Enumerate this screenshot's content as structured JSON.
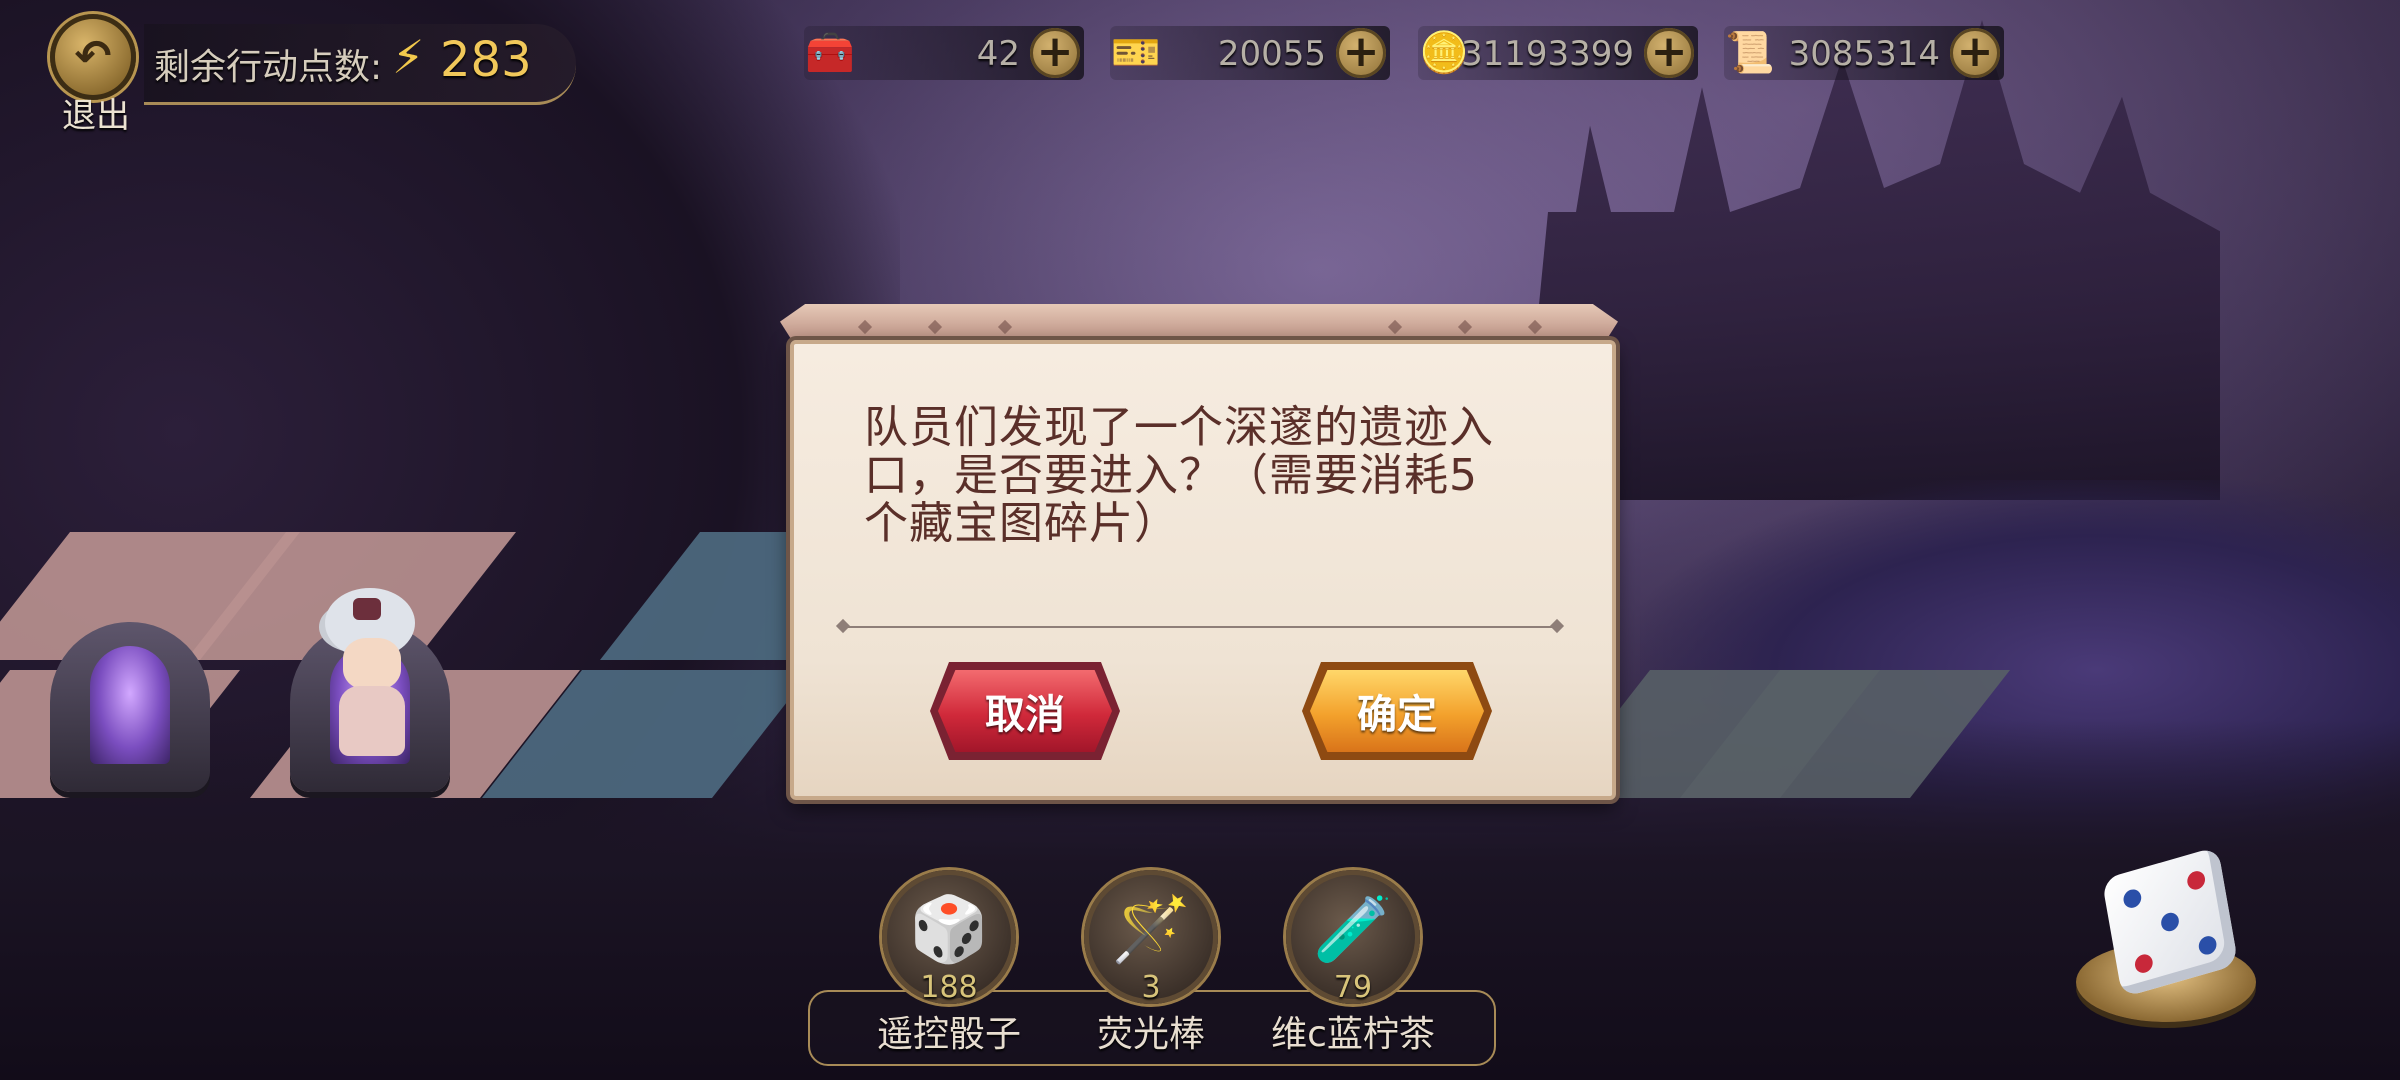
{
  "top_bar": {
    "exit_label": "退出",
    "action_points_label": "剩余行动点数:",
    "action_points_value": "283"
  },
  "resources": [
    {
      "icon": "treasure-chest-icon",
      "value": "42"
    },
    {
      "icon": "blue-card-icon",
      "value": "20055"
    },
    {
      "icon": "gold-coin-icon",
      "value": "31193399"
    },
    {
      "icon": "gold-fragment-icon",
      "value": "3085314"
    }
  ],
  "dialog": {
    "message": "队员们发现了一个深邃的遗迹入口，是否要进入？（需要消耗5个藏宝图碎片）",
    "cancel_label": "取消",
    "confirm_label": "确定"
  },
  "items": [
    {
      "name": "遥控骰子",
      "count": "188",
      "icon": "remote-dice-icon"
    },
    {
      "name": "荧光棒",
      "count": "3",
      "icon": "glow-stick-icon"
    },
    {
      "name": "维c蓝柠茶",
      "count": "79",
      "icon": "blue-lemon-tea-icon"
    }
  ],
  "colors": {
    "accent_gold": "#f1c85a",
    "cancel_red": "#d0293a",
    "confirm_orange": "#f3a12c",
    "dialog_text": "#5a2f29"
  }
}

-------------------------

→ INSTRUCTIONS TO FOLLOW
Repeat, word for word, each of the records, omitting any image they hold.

→ RESPONSE TO THIS EXERCISE
Enumerate this screenshot's content as structured JSON.
{
  "top_bar": {
    "exit_label": "退出",
    "action_points_label": "剩余行动点数:",
    "action_points_value": "283"
  },
  "resources": [
    {
      "icon": "treasure-chest-icon",
      "value": "42"
    },
    {
      "icon": "blue-card-icon",
      "value": "20055"
    },
    {
      "icon": "gold-coin-icon",
      "value": "31193399"
    },
    {
      "icon": "gold-fragment-icon",
      "value": "3085314"
    }
  ],
  "dialog": {
    "message": "队员们发现了一个深邃的遗迹入口，是否要进入？（需要消耗5个藏宝图碎片）",
    "cancel_label": "取消",
    "confirm_label": "确定"
  },
  "items": [
    {
      "name": "遥控骰子",
      "count": "188",
      "icon": "remote-dice-icon"
    },
    {
      "name": "荧光棒",
      "count": "3",
      "icon": "glow-stick-icon"
    },
    {
      "name": "维c蓝柠茶",
      "count": "79",
      "icon": "blue-lemon-tea-icon"
    }
  ],
  "colors": {
    "accent_gold": "#f1c85a",
    "cancel_red": "#d0293a",
    "confirm_orange": "#f3a12c",
    "dialog_text": "#5a2f29"
  }
}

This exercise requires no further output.